» Exercise prompt
Find all lines in the records that include the word "title", and copy them out.

» Task material
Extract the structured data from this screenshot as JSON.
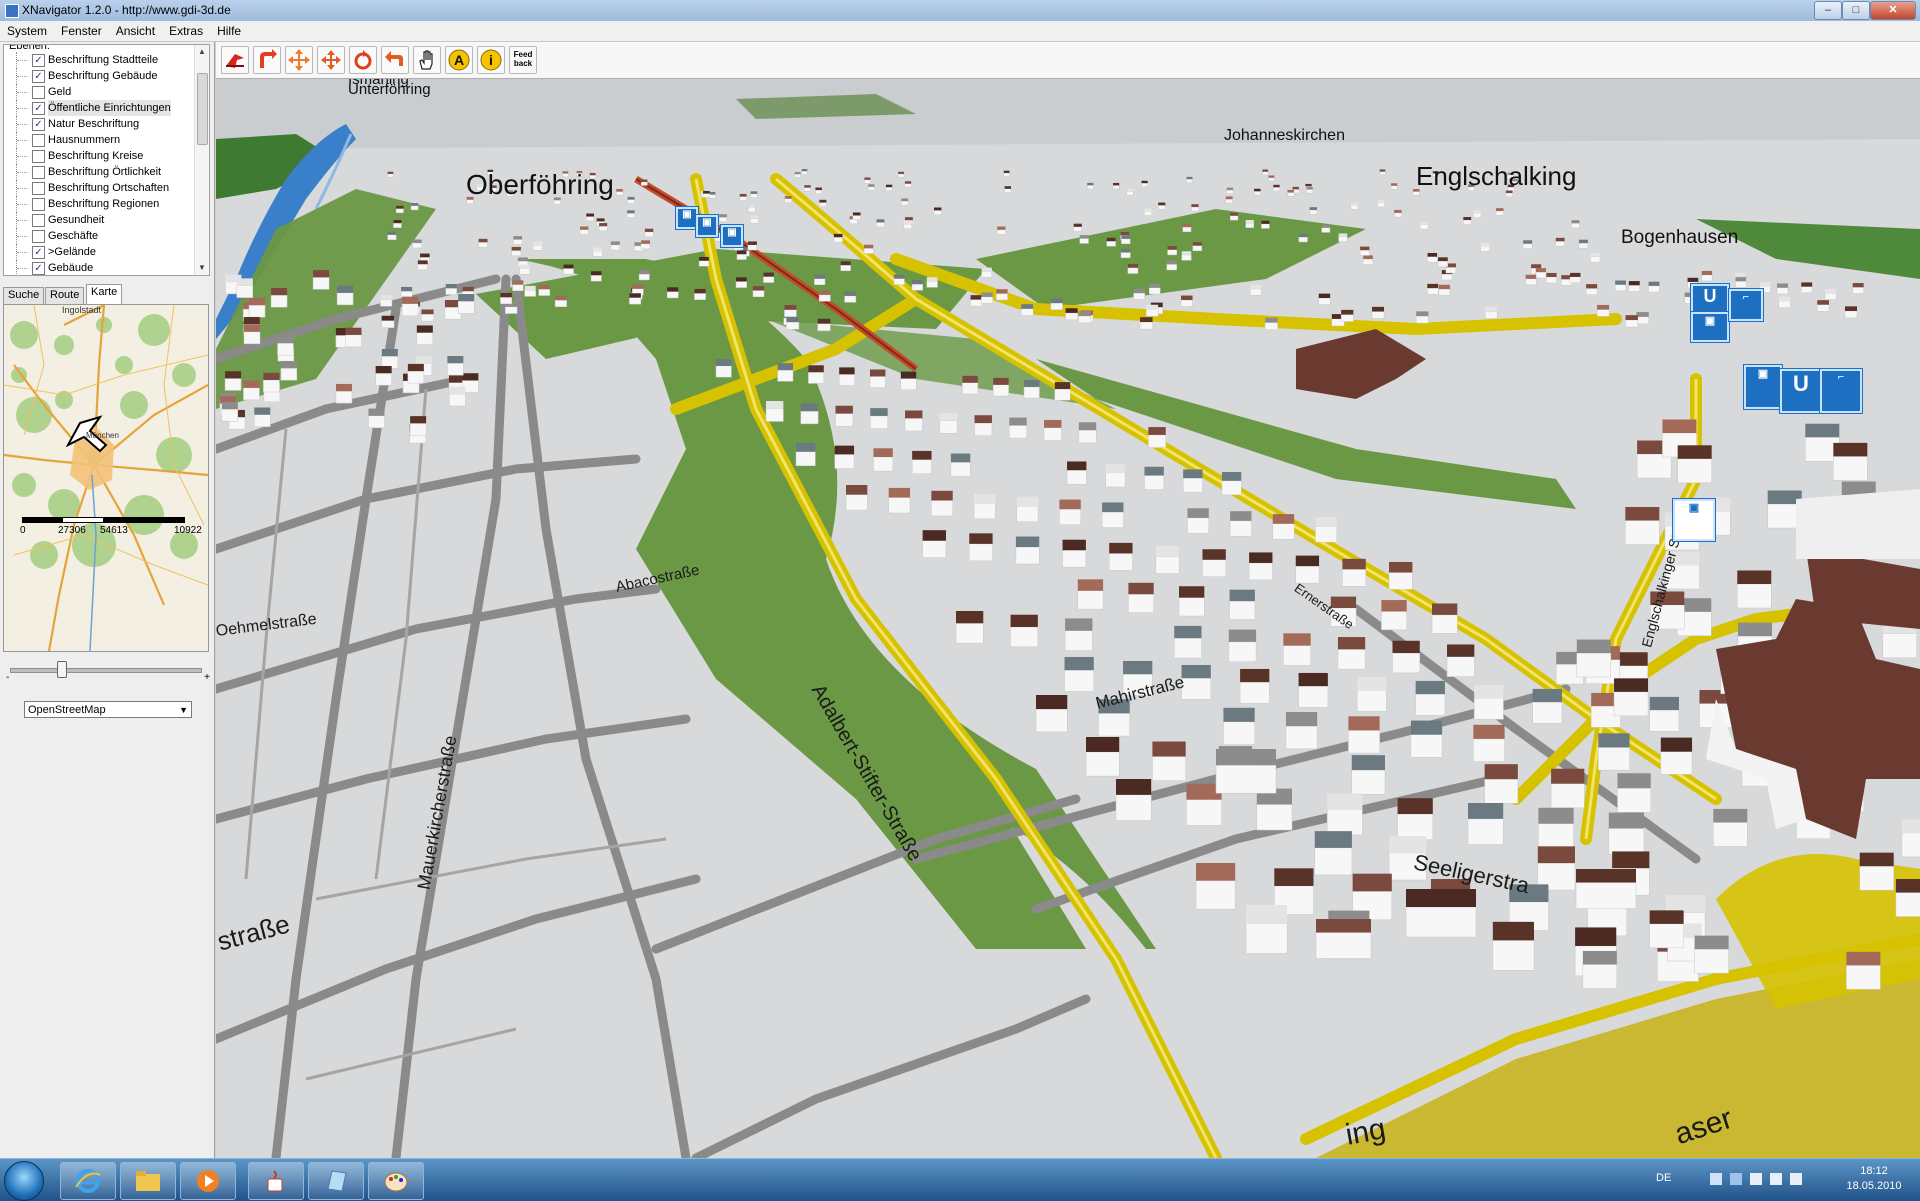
{
  "window": {
    "title": "XNavigator 1.2.0 - http://www.gdi-3d.de",
    "controls": {
      "minimize": "–",
      "maximize": "□",
      "close": "✕"
    }
  },
  "menu": [
    "System",
    "Fenster",
    "Ansicht",
    "Extras",
    "Hilfe"
  ],
  "layers": {
    "title": "Ebenen:",
    "items": [
      {
        "label": "Beschriftung Stadtteile",
        "checked": true
      },
      {
        "label": "Beschriftung Gebäude",
        "checked": true
      },
      {
        "label": "Geld",
        "checked": false
      },
      {
        "label": "Öffentliche Einrichtungen",
        "checked": true,
        "selected": true
      },
      {
        "label": "Natur Beschriftung",
        "checked": true
      },
      {
        "label": "Hausnummern",
        "checked": false
      },
      {
        "label": "Beschriftung Kreise",
        "checked": false
      },
      {
        "label": "Beschriftung Örtlichkeit",
        "checked": false
      },
      {
        "label": "Beschriftung Ortschaften",
        "checked": false
      },
      {
        "label": "Beschriftung Regionen",
        "checked": false
      },
      {
        "label": "Gesundheit",
        "checked": false
      },
      {
        "label": "Geschäfte",
        "checked": false
      },
      {
        "label": ">Gelände",
        "checked": true
      },
      {
        "label": "Gebäude",
        "checked": true
      }
    ]
  },
  "tabs": [
    {
      "label": "Suche",
      "active": false
    },
    {
      "label": "Route",
      "active": false
    },
    {
      "label": "Karte",
      "active": true
    }
  ],
  "minimap": {
    "labels": {
      "north": "Ingolstadt",
      "city": "München"
    },
    "scale": [
      "0",
      "27306",
      "54613",
      "10922"
    ]
  },
  "zoom": {
    "minus": "-",
    "plus": "+",
    "level": 0.26
  },
  "map_source": {
    "selected": "OpenStreetMap"
  },
  "toolbar": [
    {
      "name": "tool-fly-icon"
    },
    {
      "name": "tool-turn-icon"
    },
    {
      "name": "tool-move-icon"
    },
    {
      "name": "tool-pan-icon"
    },
    {
      "name": "tool-rotate-icon"
    },
    {
      "name": "tool-back-icon"
    },
    {
      "name": "tool-hand-icon"
    },
    {
      "name": "tool-label-icon"
    },
    {
      "name": "tool-info-icon"
    },
    {
      "name": "tool-feedback-icon",
      "label": "Feed back"
    }
  ],
  "view3d": {
    "places": [
      {
        "name": "Ismaning"
      },
      {
        "name": "Unterföhring"
      },
      {
        "name": "Johanneskirchen"
      },
      {
        "name": "Oberföhring"
      },
      {
        "name": "Englschalking"
      },
      {
        "name": "Bogenhausen"
      }
    ],
    "streets": [
      {
        "name": "Abacostraße"
      },
      {
        "name": "Oehmelstraße"
      },
      {
        "name": "Mauerkircherstraße"
      },
      {
        "name": "straße"
      },
      {
        "name": "Adalbert-Stifter-Straße"
      },
      {
        "name": "Mahirstraße"
      },
      {
        "name": "Seeligerstra"
      },
      {
        "name": "Englschalkinger Str."
      },
      {
        "name": "Ernerstraße"
      },
      {
        "name": "ing"
      },
      {
        "name": "aser"
      }
    ],
    "poi_labels": {
      "subway": "U"
    }
  },
  "taskbar": {
    "language": "DE",
    "time": "18:12",
    "date": "18.05.2010",
    "apps": [
      "ie-icon",
      "explorer-icon",
      "media-player-icon",
      "java-icon",
      "notepad-icon",
      "paint-icon"
    ]
  },
  "colors": {
    "road_yellow": "#d6c200",
    "park_green": "#6a9845",
    "water": "#3a7fc9",
    "poi_blue": "#1c6fc1",
    "roof": "#5a3328"
  }
}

» Result
    "title": "XNavigator 1.2.0 - http://www.gdi-3d.de",
    "title": "Ebenen:",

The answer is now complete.